**The problem:**
Reprint each record exactly. Pictures are not reprinted.

[Collected data entries]
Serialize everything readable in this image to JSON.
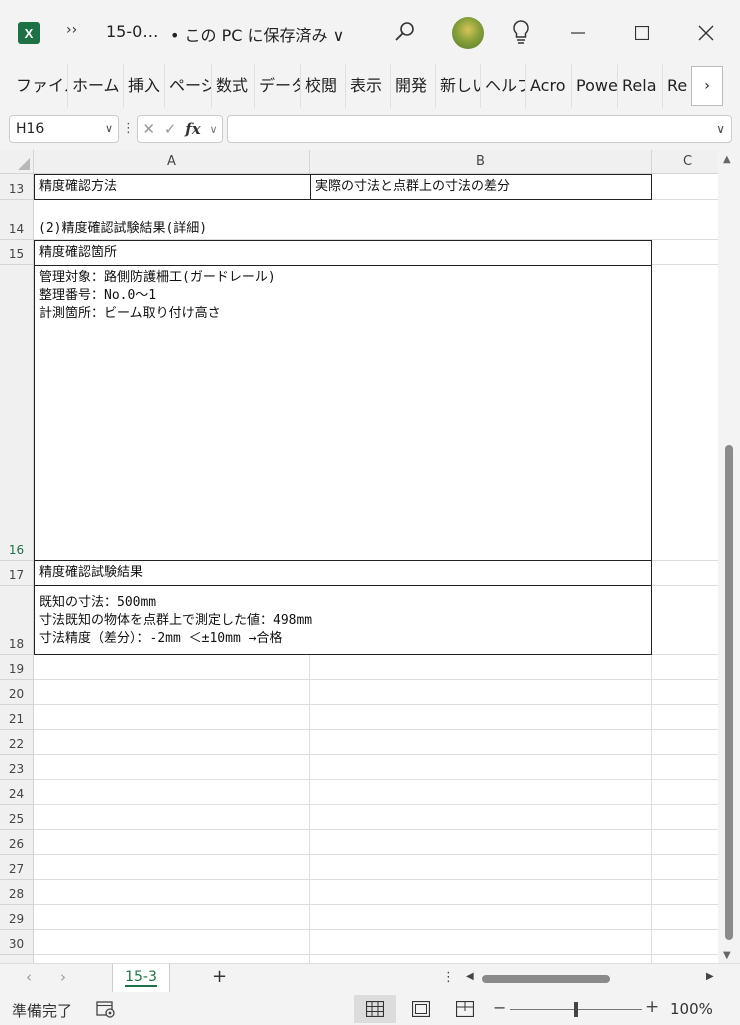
{
  "window": {
    "app_icon_letter": "X",
    "more_chev": "››",
    "file_name": "15-0…",
    "save_state": "• この PC に保存済み ∨"
  },
  "ribbon": {
    "tabs": [
      "ファイル",
      "ホーム",
      "挿入",
      "ページ",
      "数式",
      "データ",
      "校閲",
      "表示",
      "開発",
      "新しい",
      "ヘルプ",
      "Acro",
      "Powe",
      "Rela",
      "Re"
    ],
    "more": "›"
  },
  "formula_bar": {
    "name_box": "H16",
    "fx_label": "fx",
    "formula": ""
  },
  "columns": [
    "A",
    "B",
    "C"
  ],
  "rows": {
    "r13": "13",
    "r14": "14",
    "r15": "15",
    "r16": "16",
    "r17": "17",
    "r18": "18",
    "empty": [
      "19",
      "20",
      "21",
      "22",
      "23",
      "24",
      "25",
      "26",
      "27",
      "28",
      "29",
      "30"
    ]
  },
  "cells": {
    "a13": "精度確認方法",
    "b13": "実際の寸法と点群上の寸法の差分",
    "a14": "(2)精度確認試験結果(詳細)",
    "a15": "精度確認箇所",
    "a16": "管理対象：路側防護柵工(ガードレール)\n整理番号：No.0～1\n計測箇所：ビーム取り付け高さ",
    "a17": "精度確認試験結果",
    "a18": "既知の寸法：500mm\n寸法既知の物体を点群上で測定した値：498mm\n寸法精度（差分）：-2mm ＜±10mm →合格"
  },
  "sheets": {
    "active": "15-3",
    "add": "+"
  },
  "status": {
    "text": "準備完了",
    "zoom_minus": "−",
    "zoom_plus": "+",
    "zoom_level": "100%"
  }
}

**Answer box:**
Serialize everything readable in this image to JSON.
{
  "window": {
    "app_icon_letter": "X",
    "more_chev": "››",
    "file_name": "15-0…",
    "save_state": "• この PC に保存済み ∨"
  },
  "ribbon": {
    "tabs": [
      "ファイル",
      "ホーム",
      "挿入",
      "ページ",
      "数式",
      "データ",
      "校閲",
      "表示",
      "開発",
      "新しい",
      "ヘルプ",
      "Acro",
      "Powe",
      "Rela",
      "Re"
    ],
    "more": "›"
  },
  "formula_bar": {
    "name_box": "H16",
    "fx_label": "fx",
    "formula": ""
  },
  "columns": [
    "A",
    "B",
    "C"
  ],
  "rows": {
    "r13": "13",
    "r14": "14",
    "r15": "15",
    "r16": "16",
    "r17": "17",
    "r18": "18",
    "empty": [
      "19",
      "20",
      "21",
      "22",
      "23",
      "24",
      "25",
      "26",
      "27",
      "28",
      "29",
      "30"
    ]
  },
  "cells": {
    "a13": "精度確認方法",
    "b13": "実際の寸法と点群上の寸法の差分",
    "a14": "(2)精度確認試験結果(詳細)",
    "a15": "精度確認箇所",
    "a16": "管理対象：路側防護柵工(ガードレール)\n整理番号：No.0～1\n計測箇所：ビーム取り付け高さ",
    "a17": "精度確認試験結果",
    "a18": "既知の寸法：500mm\n寸法既知の物体を点群上で測定した値：498mm\n寸法精度（差分）：-2mm ＜±10mm →合格"
  },
  "sheets": {
    "active": "15-3",
    "add": "+"
  },
  "status": {
    "text": "準備完了",
    "zoom_minus": "−",
    "zoom_plus": "+",
    "zoom_level": "100%"
  }
}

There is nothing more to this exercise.